One part of you knows that, according to the data, long-term care for Mom and Dad is practically inevitable. The exhaustion, frustration, sleepless nights, increased bouts of illness, marital discord, growing resentment, and three glasses of wine a day you’re now drinking have grown to be too much!

Yet, guilt still holds you in its grip when you think about placing Mom in a senior living community. Consider the following:

  1. Senior living communities have staff with skills that Mom needs—skills for which you have no training. Senior living communities have many staff members, and there is only one of you. Senior living communities employ medical professionals who have the training and experience to care for your senior loved one that you do not.
  2. Senior living communities provide socialization and resources that you can’t hope to match, including the opportunity to meet new people and take part in plenty of activities. You might get along well with your Mom, but she would probably thrive with a larger social circle, don’t you think?

Perform a self-assessment. Caregiving takes its toll. Is it reasonable to believe that you can continue to be the primary caregiver as your Mom or Dad require more and more specialized care? And if she or he does need specialized care, are you able to provide the level of care they need?

The Guilt Factor

Do not be paralyzed by the guilt you may be feeling. Acknowledge it and do some things that will help both you and your parent work through the situation.

Stop your internal self-criticism dialogue and research senior living communities in the area to find the best one for your loved one.

When you find a suitable community, make the move-in a positive experience for everyone involved. Help Mom or Dad decorate the new residence. Bring in some photographs, mementos, or furniture from the old home. Turn it into a move-in “party” rather than a move-out “dirge.”

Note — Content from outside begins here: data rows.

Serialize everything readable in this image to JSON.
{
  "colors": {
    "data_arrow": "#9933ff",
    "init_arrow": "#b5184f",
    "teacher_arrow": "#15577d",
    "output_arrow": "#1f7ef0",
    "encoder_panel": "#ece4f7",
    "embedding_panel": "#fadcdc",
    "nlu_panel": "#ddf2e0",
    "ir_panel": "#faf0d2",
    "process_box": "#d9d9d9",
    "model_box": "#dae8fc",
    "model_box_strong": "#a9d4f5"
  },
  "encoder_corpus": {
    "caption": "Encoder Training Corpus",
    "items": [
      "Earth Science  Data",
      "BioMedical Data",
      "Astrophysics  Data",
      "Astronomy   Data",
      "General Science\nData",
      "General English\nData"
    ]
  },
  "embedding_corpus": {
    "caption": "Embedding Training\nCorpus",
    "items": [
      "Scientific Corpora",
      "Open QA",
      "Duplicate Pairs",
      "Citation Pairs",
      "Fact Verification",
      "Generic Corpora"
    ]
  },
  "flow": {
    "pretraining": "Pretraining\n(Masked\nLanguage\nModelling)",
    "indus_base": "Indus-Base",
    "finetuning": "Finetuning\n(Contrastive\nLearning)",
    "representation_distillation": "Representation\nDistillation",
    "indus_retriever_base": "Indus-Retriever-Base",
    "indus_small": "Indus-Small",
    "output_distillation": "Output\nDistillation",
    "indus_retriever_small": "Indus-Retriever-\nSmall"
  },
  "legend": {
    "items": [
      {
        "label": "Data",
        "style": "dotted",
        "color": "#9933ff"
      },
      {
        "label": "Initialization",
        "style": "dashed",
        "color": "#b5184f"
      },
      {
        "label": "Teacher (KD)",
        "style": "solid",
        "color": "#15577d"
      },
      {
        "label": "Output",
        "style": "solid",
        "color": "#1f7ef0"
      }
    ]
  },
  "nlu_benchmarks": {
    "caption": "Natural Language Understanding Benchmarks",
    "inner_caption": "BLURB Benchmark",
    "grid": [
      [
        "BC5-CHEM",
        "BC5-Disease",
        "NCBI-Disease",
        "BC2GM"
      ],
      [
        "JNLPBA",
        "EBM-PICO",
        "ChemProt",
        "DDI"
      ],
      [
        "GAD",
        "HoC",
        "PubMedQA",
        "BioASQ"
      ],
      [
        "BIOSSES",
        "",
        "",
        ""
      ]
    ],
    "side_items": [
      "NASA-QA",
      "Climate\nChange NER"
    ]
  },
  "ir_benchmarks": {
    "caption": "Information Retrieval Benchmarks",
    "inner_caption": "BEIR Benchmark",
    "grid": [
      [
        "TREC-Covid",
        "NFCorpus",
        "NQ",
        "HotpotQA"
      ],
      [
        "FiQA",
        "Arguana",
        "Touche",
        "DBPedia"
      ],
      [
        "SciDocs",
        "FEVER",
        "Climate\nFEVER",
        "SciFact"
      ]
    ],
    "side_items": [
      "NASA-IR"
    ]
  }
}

Also, do not hesitate to talk to someone about your feelings of guilt. A spouse, family member, or friend can affirm that you made the right decision, based upon her or his own observations of what was happening to you and your parent in the home. Professional therapists can provide even more specific guidance to help you cope.

Finally, realize that as long as Mom or Dad is alive, you are still a caregiver. You can continue to care for and about your loved one by visiting her often, calling when you can’t be there, and keeping informed about care decisions and life at the senior community.

You can still stay involved in your senior loved one’s care after they’ve moved to a senior living community. Bethesda’s Care Management program helps senior residents and their families stay informed and ensures that the senior receives the best possible care at any given time. Contact us to learn more about this unique program, offered at Bethesda’s senior living communities across the St. Louis area.